═════ DATA PROVIDED
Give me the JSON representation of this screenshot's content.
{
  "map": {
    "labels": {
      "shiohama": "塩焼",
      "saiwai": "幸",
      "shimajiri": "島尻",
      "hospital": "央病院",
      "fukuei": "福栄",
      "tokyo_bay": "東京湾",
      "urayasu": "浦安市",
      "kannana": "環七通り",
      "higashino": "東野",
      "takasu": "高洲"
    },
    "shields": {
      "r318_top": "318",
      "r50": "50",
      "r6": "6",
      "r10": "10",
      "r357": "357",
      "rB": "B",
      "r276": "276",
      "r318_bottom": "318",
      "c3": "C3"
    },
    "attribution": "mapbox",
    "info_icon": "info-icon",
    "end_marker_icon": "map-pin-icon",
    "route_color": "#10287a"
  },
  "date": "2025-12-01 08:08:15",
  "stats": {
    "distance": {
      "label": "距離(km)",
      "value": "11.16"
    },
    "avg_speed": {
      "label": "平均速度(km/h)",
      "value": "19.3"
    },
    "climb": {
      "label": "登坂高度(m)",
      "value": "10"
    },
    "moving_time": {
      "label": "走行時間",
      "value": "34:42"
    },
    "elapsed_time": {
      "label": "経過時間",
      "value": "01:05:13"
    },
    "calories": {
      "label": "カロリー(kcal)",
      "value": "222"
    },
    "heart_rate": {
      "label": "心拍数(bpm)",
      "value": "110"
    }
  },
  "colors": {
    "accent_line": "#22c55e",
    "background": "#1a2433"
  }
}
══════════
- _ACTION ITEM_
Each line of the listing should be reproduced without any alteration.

- _OUTPUT FOR THIS EXERCISE_
Give me the JSON representation of this screenshot's content.
{
  "map": {
    "labels": {
      "shiohama": "塩焼",
      "saiwai": "幸",
      "shimajiri": "島尻",
      "hospital": "央病院",
      "fukuei": "福栄",
      "tokyo_bay": "東京湾",
      "urayasu": "浦安市",
      "kannana": "環七通り",
      "higashino": "東野",
      "takasu": "高洲"
    },
    "shields": {
      "r318_top": "318",
      "r50": "50",
      "r6": "6",
      "r10": "10",
      "r357": "357",
      "rB": "B",
      "r276": "276",
      "r318_bottom": "318",
      "c3": "C3"
    },
    "attribution": "mapbox",
    "info_icon": "info-icon",
    "end_marker_icon": "map-pin-icon",
    "route_color": "#10287a"
  },
  "date": "2025-12-01 08:08:15",
  "stats": {
    "distance": {
      "label": "距離(km)",
      "value": "11.16"
    },
    "avg_speed": {
      "label": "平均速度(km/h)",
      "value": "19.3"
    },
    "climb": {
      "label": "登坂高度(m)",
      "value": "10"
    },
    "moving_time": {
      "label": "走行時間",
      "value": "34:42"
    },
    "elapsed_time": {
      "label": "経過時間",
      "value": "01:05:13"
    },
    "calories": {
      "label": "カロリー(kcal)",
      "value": "222"
    },
    "heart_rate": {
      "label": "心拍数(bpm)",
      "value": "110"
    }
  },
  "colors": {
    "accent_line": "#22c55e",
    "background": "#1a2433"
  }
}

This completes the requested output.